REQUIRED WORK:
Could you output the entries that follow exactly, omitting any pictures they contain?
BEGIN INFORMATION SUPPLIED
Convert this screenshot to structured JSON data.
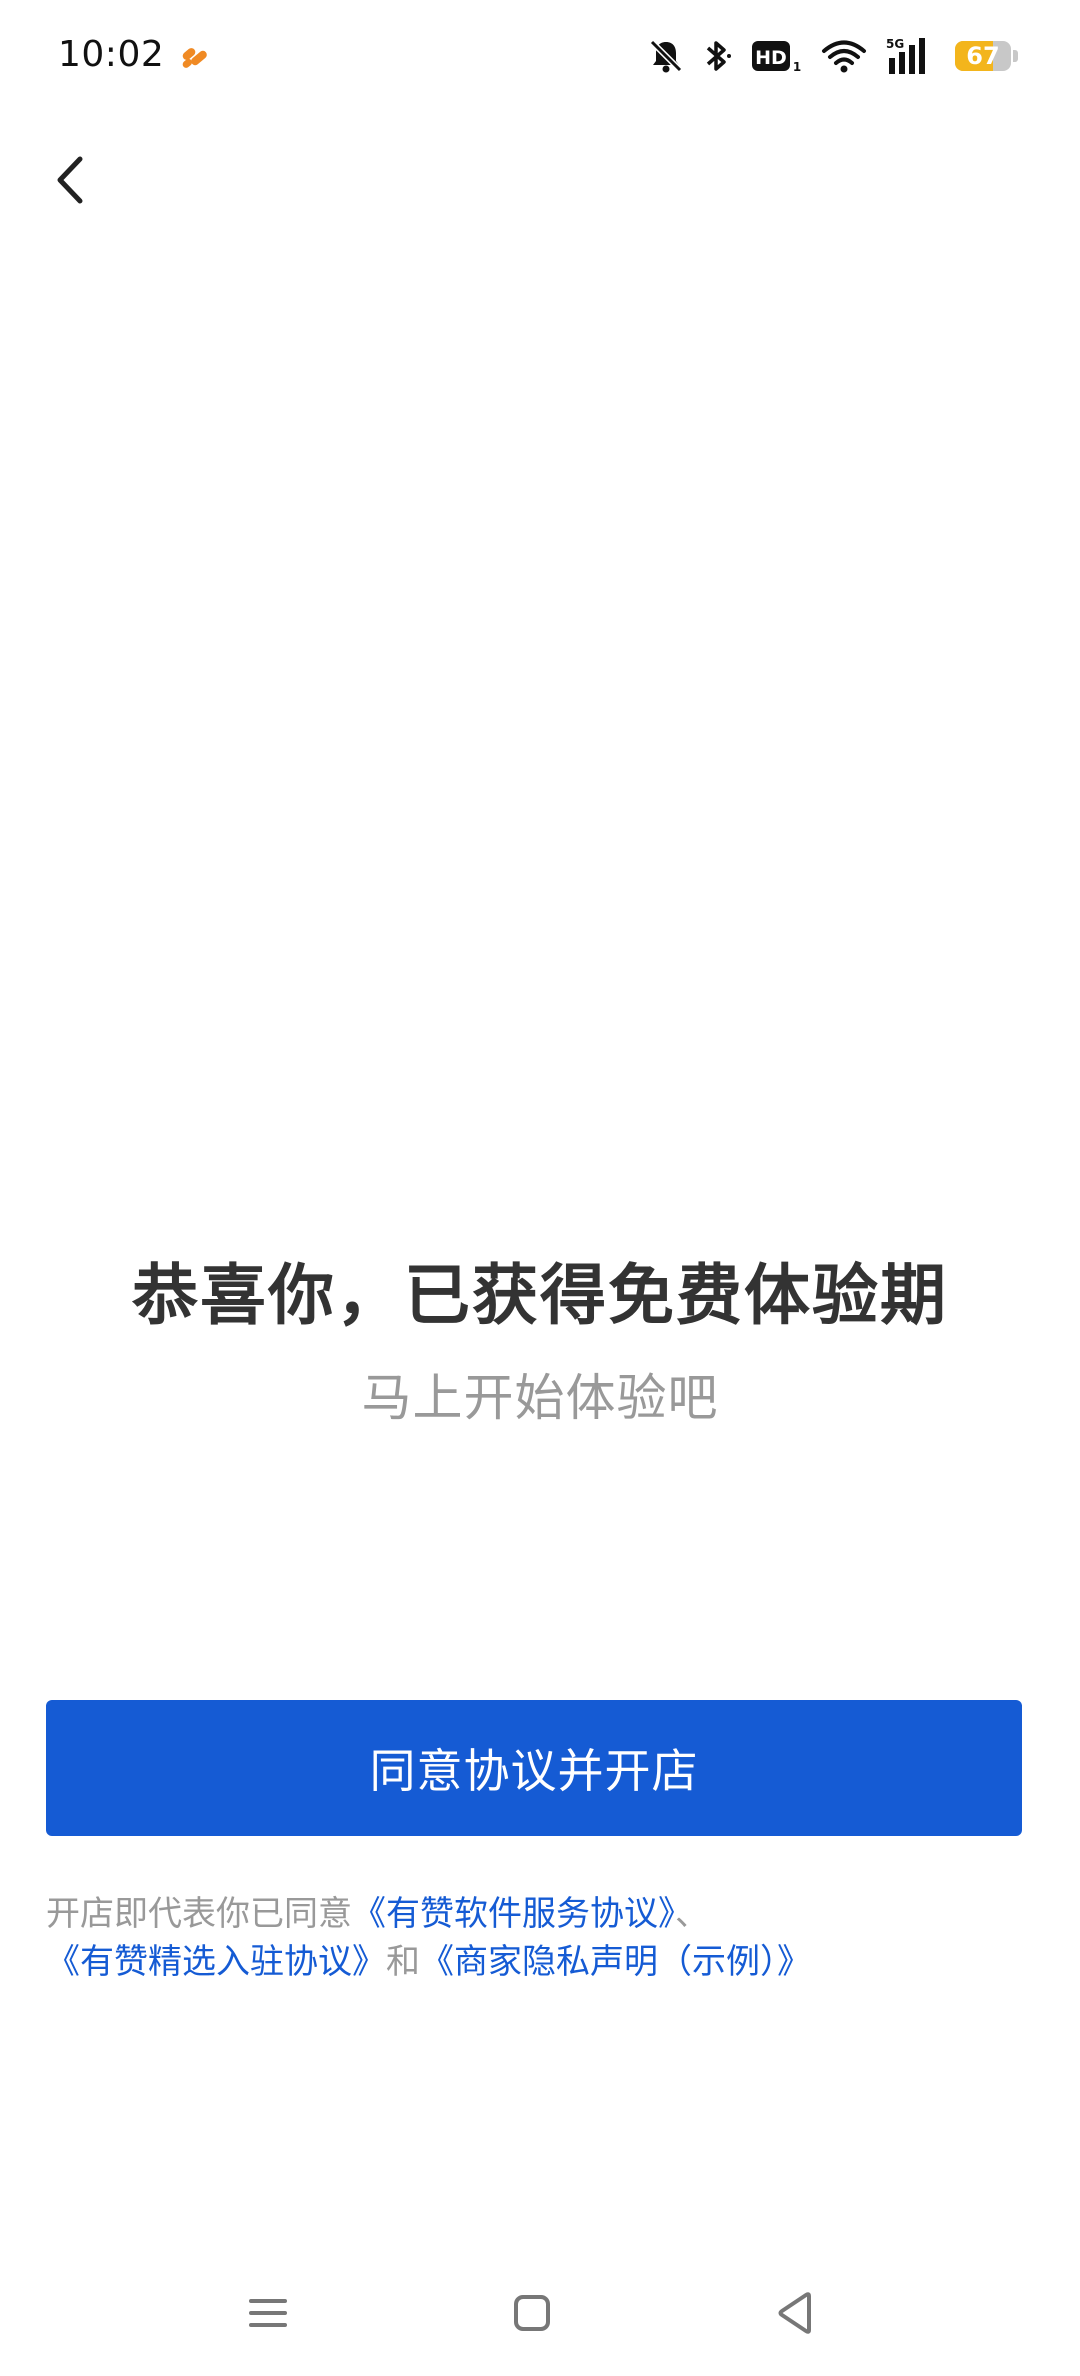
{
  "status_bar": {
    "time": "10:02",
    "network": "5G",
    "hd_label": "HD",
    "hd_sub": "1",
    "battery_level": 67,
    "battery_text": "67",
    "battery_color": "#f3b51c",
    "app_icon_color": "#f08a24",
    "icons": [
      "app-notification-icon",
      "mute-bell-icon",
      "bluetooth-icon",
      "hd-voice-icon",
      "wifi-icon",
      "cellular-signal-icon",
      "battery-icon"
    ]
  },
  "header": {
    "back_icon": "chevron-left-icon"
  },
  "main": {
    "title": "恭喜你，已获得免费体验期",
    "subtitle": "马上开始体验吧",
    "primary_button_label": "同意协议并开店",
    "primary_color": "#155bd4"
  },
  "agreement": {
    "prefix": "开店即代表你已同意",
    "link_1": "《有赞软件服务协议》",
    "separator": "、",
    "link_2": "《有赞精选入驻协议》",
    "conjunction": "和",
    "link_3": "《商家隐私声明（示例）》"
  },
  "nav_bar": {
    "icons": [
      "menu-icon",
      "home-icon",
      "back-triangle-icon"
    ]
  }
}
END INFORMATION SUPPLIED
ANSWER:
Convert this screenshot to structured JSON data.
{
  "status_bar": {
    "time": "10:02",
    "network": "5G",
    "hd_label": "HD",
    "hd_sub": "1",
    "battery_level": 67,
    "battery_text": "67",
    "battery_color": "#f3b51c",
    "app_icon_color": "#f08a24",
    "icons": [
      "app-notification-icon",
      "mute-bell-icon",
      "bluetooth-icon",
      "hd-voice-icon",
      "wifi-icon",
      "cellular-signal-icon",
      "battery-icon"
    ]
  },
  "header": {
    "back_icon": "chevron-left-icon"
  },
  "main": {
    "title": "恭喜你，已获得免费体验期",
    "subtitle": "马上开始体验吧",
    "primary_button_label": "同意协议并开店",
    "primary_color": "#155bd4"
  },
  "agreement": {
    "prefix": "开店即代表你已同意",
    "link_1": "《有赞软件服务协议》",
    "separator": "、",
    "link_2": "《有赞精选入驻协议》",
    "conjunction": "和",
    "link_3": "《商家隐私声明（示例）》"
  },
  "nav_bar": {
    "icons": [
      "menu-icon",
      "home-icon",
      "back-triangle-icon"
    ]
  }
}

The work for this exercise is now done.